The study also found that transitions to newer generations of mobile networks, such as 3G and 4G, may have mitigated the impact on sperm count, possibly due to the lower transmitting power of these phones. Additionally, the study examined where participants kept their phones when not in use and surprisingly found no correlation between carrying phones in the pants and lower semen quality parameters.
According to the World Health Organization, a sperm concentration below 15 million per milliliter may significantly reduce the chances of conceiving a child with a partner, and the likelihood of pregnancy decreases further when the sperm concentration falls below 40 million per milliliter. Research has shown that sperm count has declined in Western nations, with an average of 47 million sperm per milliliter, compared to 99 million in the past.
The study also highlighted the potential impact of manmade poly- and perfluoroalkyl substances (PFAS) on semen quality. These substances, commonly known as “forever chemicals,” have been extensively used in industries and consumer products but are gradually being phased out due to their association with various health effects, including reduced semen quality.
It is important to note that this study focused on males aged 18 to 22, and the effects of mobile phone radiation on older men are yet to be explored. While the study’s findings are not entirely conclusive, they highlight the need for further research in this area. The researchers concluded that more studies are necessary to better understand the association between mobile phone use, radiofrequency electromagnetic field exposure, and semen quality.
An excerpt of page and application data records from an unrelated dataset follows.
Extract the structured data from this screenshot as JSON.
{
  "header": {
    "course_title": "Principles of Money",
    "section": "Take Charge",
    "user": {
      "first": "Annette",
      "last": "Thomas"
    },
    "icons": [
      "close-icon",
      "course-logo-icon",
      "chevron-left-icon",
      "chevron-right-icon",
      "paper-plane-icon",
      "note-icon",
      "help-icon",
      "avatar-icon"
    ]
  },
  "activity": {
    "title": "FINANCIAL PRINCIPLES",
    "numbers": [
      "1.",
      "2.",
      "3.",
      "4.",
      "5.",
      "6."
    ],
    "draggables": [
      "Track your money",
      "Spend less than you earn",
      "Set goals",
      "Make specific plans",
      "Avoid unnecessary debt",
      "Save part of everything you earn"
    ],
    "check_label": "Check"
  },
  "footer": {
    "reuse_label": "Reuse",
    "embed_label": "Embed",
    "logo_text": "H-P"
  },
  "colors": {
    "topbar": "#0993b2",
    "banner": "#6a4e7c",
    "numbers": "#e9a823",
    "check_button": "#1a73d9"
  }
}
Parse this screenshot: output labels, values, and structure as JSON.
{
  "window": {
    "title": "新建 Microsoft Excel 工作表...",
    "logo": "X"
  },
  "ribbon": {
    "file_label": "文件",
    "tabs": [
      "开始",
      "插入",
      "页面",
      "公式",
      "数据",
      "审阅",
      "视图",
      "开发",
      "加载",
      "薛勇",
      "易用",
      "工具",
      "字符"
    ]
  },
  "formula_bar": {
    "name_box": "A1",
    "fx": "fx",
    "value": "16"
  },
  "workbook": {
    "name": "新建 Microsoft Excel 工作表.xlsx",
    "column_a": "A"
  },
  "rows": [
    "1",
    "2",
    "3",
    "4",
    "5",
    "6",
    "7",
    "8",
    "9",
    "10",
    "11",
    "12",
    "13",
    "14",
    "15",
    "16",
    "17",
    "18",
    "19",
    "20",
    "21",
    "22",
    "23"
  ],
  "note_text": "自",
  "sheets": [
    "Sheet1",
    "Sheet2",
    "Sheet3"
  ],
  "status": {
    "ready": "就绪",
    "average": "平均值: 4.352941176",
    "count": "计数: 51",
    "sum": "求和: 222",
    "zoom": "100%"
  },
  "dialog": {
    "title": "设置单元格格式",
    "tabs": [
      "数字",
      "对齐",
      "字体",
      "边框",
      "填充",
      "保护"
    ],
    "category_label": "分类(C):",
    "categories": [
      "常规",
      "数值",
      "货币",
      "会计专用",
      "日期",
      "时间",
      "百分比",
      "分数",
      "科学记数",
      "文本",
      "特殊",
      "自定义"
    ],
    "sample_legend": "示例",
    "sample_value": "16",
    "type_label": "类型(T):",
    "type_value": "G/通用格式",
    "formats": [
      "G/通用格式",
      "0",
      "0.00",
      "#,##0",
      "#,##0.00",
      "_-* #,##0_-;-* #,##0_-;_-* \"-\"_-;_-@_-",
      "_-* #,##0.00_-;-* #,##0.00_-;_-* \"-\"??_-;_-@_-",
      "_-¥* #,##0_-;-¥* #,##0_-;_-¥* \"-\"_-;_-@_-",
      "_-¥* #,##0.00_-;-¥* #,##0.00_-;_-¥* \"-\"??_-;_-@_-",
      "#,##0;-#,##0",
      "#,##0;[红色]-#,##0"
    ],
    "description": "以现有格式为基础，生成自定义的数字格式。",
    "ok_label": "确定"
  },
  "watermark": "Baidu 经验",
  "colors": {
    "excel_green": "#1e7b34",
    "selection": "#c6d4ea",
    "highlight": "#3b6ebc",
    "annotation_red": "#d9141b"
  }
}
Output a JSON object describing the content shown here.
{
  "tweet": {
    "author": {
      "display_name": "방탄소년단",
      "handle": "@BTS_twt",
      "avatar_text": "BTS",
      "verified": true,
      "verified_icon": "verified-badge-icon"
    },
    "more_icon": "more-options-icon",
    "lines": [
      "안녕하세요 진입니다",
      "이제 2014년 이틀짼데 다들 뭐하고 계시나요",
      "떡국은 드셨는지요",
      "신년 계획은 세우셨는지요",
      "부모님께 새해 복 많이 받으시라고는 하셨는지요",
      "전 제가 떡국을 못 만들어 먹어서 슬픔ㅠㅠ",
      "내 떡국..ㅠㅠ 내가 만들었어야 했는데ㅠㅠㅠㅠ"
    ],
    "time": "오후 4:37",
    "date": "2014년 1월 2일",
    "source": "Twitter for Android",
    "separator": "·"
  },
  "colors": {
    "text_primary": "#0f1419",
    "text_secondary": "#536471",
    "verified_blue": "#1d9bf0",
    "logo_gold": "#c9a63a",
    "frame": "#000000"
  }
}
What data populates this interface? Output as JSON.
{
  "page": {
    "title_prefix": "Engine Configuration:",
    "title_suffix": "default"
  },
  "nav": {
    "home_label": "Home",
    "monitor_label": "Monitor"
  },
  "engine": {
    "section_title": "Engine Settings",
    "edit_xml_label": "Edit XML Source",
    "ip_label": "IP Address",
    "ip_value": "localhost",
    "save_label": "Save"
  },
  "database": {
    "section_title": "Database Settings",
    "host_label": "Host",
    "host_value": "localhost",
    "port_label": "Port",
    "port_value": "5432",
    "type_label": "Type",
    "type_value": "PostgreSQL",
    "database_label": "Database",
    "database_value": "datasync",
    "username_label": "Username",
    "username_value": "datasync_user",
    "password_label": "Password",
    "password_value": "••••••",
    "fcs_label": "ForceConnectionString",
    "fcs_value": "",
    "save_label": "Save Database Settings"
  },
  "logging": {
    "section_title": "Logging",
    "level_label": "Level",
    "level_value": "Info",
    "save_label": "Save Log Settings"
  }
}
In conclusion, the study sheds light on the potential association between mobile phone use and male fertility, specifically sperm concentration and total sperm count. However, it is important to note that this is just one piece of the puzzle, and further research is needed to fully understand the complex relationship between mobile phone use, environmental factors, and male infertility.